◆ EXERCISE DESCRIPTION ◆
Return the data that follows, keeping every word and mark unchanged.

◆ DATASET EXTRACT ◆
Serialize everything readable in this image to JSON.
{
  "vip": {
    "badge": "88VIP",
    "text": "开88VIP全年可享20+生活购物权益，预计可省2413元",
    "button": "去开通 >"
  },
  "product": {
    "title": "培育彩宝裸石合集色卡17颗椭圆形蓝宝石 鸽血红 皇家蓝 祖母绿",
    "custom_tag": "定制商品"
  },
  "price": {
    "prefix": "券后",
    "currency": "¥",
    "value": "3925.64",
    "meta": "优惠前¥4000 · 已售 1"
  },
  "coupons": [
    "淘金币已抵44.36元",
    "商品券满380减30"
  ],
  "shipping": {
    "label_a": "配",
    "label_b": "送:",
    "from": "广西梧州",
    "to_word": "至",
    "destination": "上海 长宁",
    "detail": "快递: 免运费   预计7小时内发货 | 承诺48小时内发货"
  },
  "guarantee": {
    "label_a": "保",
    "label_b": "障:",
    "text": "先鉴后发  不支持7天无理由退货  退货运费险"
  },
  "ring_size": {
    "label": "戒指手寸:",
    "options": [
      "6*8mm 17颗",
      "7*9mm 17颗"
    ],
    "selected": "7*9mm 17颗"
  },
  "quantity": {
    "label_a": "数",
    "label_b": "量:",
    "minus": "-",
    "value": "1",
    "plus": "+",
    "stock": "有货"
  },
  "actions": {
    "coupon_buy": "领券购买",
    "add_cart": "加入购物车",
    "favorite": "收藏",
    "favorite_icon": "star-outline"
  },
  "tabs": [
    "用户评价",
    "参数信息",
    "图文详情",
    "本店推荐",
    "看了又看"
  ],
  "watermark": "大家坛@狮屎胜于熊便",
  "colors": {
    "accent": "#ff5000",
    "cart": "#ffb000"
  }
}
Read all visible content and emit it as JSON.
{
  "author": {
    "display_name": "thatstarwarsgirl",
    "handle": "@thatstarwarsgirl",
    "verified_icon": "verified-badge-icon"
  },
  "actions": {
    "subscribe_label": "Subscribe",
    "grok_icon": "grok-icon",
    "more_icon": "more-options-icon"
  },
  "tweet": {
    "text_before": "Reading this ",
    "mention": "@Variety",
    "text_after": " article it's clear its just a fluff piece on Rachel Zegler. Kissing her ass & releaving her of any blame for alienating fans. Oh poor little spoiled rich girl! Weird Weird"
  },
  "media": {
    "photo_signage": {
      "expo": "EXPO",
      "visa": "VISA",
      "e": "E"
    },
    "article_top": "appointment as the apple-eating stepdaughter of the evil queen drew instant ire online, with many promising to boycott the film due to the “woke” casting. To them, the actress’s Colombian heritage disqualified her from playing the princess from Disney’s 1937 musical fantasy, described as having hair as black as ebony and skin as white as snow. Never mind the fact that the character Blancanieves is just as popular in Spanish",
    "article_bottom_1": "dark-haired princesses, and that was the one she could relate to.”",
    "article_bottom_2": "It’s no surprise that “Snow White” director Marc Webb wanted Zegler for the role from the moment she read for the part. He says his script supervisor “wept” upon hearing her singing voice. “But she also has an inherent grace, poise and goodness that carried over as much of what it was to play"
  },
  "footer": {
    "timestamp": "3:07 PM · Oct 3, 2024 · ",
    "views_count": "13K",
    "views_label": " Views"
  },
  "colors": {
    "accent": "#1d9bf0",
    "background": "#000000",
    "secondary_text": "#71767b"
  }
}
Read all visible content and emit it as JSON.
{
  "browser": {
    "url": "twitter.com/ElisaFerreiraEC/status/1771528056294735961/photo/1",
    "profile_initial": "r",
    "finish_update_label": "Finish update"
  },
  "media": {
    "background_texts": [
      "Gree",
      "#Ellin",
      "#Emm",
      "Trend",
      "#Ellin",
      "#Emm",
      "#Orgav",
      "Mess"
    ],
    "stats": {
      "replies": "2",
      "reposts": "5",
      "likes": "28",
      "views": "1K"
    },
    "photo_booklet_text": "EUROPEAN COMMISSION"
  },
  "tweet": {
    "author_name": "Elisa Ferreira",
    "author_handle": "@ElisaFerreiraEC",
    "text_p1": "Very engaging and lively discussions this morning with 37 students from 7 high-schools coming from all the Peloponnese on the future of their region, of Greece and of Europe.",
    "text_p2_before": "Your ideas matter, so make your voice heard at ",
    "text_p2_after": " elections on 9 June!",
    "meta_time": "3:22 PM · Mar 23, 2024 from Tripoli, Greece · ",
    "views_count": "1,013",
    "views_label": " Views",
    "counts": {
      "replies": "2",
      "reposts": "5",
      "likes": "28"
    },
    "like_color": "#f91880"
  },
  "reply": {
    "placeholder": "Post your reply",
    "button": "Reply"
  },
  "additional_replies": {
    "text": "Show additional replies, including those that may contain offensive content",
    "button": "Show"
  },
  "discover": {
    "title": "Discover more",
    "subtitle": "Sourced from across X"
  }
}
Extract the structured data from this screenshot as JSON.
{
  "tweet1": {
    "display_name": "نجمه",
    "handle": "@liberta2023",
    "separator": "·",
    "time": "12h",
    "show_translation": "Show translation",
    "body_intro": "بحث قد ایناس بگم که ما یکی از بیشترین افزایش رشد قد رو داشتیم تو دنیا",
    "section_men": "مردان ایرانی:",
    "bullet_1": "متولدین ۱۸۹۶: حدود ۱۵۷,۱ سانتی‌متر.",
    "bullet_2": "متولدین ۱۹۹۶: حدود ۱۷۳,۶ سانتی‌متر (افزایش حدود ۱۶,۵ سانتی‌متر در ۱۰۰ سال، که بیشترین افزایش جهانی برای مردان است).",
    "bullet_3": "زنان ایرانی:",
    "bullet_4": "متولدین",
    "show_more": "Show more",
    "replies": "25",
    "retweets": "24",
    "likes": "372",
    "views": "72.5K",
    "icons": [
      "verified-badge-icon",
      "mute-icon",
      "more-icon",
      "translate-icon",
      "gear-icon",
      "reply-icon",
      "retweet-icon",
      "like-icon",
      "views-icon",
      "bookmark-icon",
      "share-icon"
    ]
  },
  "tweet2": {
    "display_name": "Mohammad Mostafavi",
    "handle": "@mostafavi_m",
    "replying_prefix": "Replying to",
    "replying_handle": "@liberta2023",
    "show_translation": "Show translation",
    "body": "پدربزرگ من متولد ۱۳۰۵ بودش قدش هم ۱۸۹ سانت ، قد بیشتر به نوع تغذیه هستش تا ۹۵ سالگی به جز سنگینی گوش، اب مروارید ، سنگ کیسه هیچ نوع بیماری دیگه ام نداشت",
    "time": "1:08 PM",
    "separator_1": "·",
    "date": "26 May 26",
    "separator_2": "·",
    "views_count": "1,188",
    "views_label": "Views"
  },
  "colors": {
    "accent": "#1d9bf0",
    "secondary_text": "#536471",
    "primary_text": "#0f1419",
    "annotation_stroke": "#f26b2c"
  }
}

◆ RESPONSE FOR THIS EXERCISE ◆
Serialize everything readable in this image to JSON.
{
  "vip": {
    "badge": "88VIP",
    "text": "开88VIP全年可享20+生活购物权益，预计可省2413元",
    "button": "去开通 >"
  },
  "product": {
    "title": "培育彩宝裸石合集色卡17颗椭圆形蓝宝石 鸽血红 皇家蓝 祖母绿",
    "custom_tag": "定制商品"
  },
  "price": {
    "prefix": "券后",
    "currency": "¥",
    "value": "3925.64",
    "meta": "优惠前¥4000 · 已售 1"
  },
  "coupons": [
    "淘金币已抵44.36元",
    "商品券满380减30"
  ],
  "shipping": {
    "label_a": "配",
    "label_b": "送:",
    "from": "广西梧州",
    "to_word": "至",
    "destination": "上海 长宁",
    "detail": "快递: 免运费   预计7小时内发货 | 承诺48小时内发货"
  },
  "guarantee": {
    "label_a": "保",
    "label_b": "障:",
    "text": "先鉴后发  不支持7天无理由退货  退货运费险"
  },
  "ring_size": {
    "label": "戒指手寸:",
    "options": [
      "6*8mm 17颗",
      "7*9mm 17颗"
    ],
    "selected": "7*9mm 17颗"
  },
  "quantity": {
    "label_a": "数",
    "label_b": "量:",
    "minus": "-",
    "value": "1",
    "plus": "+",
    "stock": "有货"
  },
  "actions": {
    "coupon_buy": "领券购买",
    "add_cart": "加入购物车",
    "favorite": "收藏",
    "favorite_icon": "star-outline"
  },
  "tabs": [
    "用户评价",
    "参数信息",
    "图文详情",
    "本店推荐",
    "看了又看"
  ],
  "watermark": "大家坛@狮屎胜于熊便",
  "colors": {
    "accent": "#ff5000",
    "cart": "#ffb000"
  }
}
Read all visible content and emit it as JSON.
{
  "author": {
    "display_name": "thatstarwarsgirl",
    "handle": "@thatstarwarsgirl",
    "verified_icon": "verified-badge-icon"
  },
  "actions": {
    "subscribe_label": "Subscribe",
    "grok_icon": "grok-icon",
    "more_icon": "more-options-icon"
  },
  "tweet": {
    "text_before": "Reading this ",
    "mention": "@Variety",
    "text_after": " article it's clear its just a fluff piece on Rachel Zegler. Kissing her ass & releaving her of any blame for alienating fans. Oh poor little spoiled rich girl! Weird Weird"
  },
  "media": {
    "photo_signage": {
      "expo": "EXPO",
      "visa": "VISA",
      "e": "E"
    },
    "article_top": "appointment as the apple-eating stepdaughter of the evil queen drew instant ire online, with many promising to boycott the film due to the “woke” casting. To them, the actress’s Colombian heritage disqualified her from playing the princess from Disney’s 1937 musical fantasy, described as having hair as black as ebony and skin as white as snow. Never mind the fact that the character Blancanieves is just as popular in Spanish",
    "article_bottom_1": "dark-haired princesses, and that was the one she could relate to.”",
    "article_bottom_2": "It’s no surprise that “Snow White” director Marc Webb wanted Zegler for the role from the moment she read for the part. He says his script supervisor “wept” upon hearing her singing voice. “But she also has an inherent grace, poise and goodness that carried over as much of what it was to play"
  },
  "footer": {
    "timestamp": "3:07 PM · Oct 3, 2024 · ",
    "views_count": "13K",
    "views_label": " Views"
  },
  "colors": {
    "accent": "#1d9bf0",
    "background": "#000000",
    "secondary_text": "#71767b"
  }
}
Read all visible content and emit it as JSON.
{
  "browser": {
    "url": "twitter.com/ElisaFerreiraEC/status/1771528056294735961/photo/1",
    "profile_initial": "r",
    "finish_update_label": "Finish update"
  },
  "media": {
    "background_texts": [
      "Gree",
      "#Ellin",
      "#Emm",
      "Trend",
      "#Ellin",
      "#Emm",
      "#Orgav",
      "Mess"
    ],
    "stats": {
      "replies": "2",
      "reposts": "5",
      "likes": "28",
      "views": "1K"
    },
    "photo_booklet_text": "EUROPEAN COMMISSION"
  },
  "tweet": {
    "author_name": "Elisa Ferreira",
    "author_handle": "@ElisaFerreiraEC",
    "text_p1": "Very engaging and lively discussions this morning with 37 students from 7 high-schools coming from all the Peloponnese on the future of their region, of Greece and of Europe.",
    "text_p2_before": "Your ideas matter, so make your voice heard at ",
    "text_p2_after": " elections on 9 June!",
    "meta_time": "3:22 PM · Mar 23, 2024 from Tripoli, Greece · ",
    "views_count": "1,013",
    "views_label": " Views",
    "counts": {
      "replies": "2",
      "reposts": "5",
      "likes": "28"
    },
    "like_color": "#f91880"
  },
  "reply": {
    "placeholder": "Post your reply",
    "button": "Reply"
  },
  "additional_replies": {
    "text": "Show additional replies, including those that may contain offensive content",
    "button": "Show"
  },
  "discover": {
    "title": "Discover more",
    "subtitle": "Sourced from across X"
  }
}
Extract the structured data from this screenshot as JSON.
{
  "tweet1": {
    "display_name": "نجمه",
    "handle": "@liberta2023",
    "separator": "·",
    "time": "12h",
    "show_translation": "Show translation",
    "body_intro": "بحث قد ایناس بگم که ما یکی از بیشترین افزایش رشد قد رو داشتیم تو دنیا",
    "section_men": "مردان ایرانی:",
    "bullet_1": "متولدین ۱۸۹۶: حدود ۱۵۷,۱ سانتی‌متر.",
    "bullet_2": "متولدین ۱۹۹۶: حدود ۱۷۳,۶ سانتی‌متر (افزایش حدود ۱۶,۵ سانتی‌متر در ۱۰۰ سال، که بیشترین افزایش جهانی برای مردان است).",
    "bullet_3": "زنان ایرانی:",
    "bullet_4": "متولدین",
    "show_more": "Show more",
    "replies": "25",
    "retweets": "24",
    "likes": "372",
    "views": "72.5K",
    "icons": [
      "verified-badge-icon",
      "mute-icon",
      "more-icon",
      "translate-icon",
      "gear-icon",
      "reply-icon",
      "retweet-icon",
      "like-icon",
      "views-icon",
      "bookmark-icon",
      "share-icon"
    ]
  },
  "tweet2": {
    "display_name": "Mohammad Mostafavi",
    "handle": "@mostafavi_m",
    "replying_prefix": "Replying to",
    "replying_handle": "@liberta2023",
    "show_translation": "Show translation",
    "body": "پدربزرگ من متولد ۱۳۰۵ بودش قدش هم ۱۸۹ سانت ، قد بیشتر به نوع تغذیه هستش تا ۹۵ سالگی به جز سنگینی گوش، اب مروارید ، سنگ کیسه هیچ نوع بیماری دیگه ام نداشت",
    "time": "1:08 PM",
    "separator_1": "·",
    "date": "26 May 26",
    "separator_2": "·",
    "views_count": "1,188",
    "views_label": "Views"
  },
  "colors": {
    "accent": "#1d9bf0",
    "secondary_text": "#536471",
    "primary_text": "#0f1419",
    "annotation_stroke": "#f26b2c"
  }
}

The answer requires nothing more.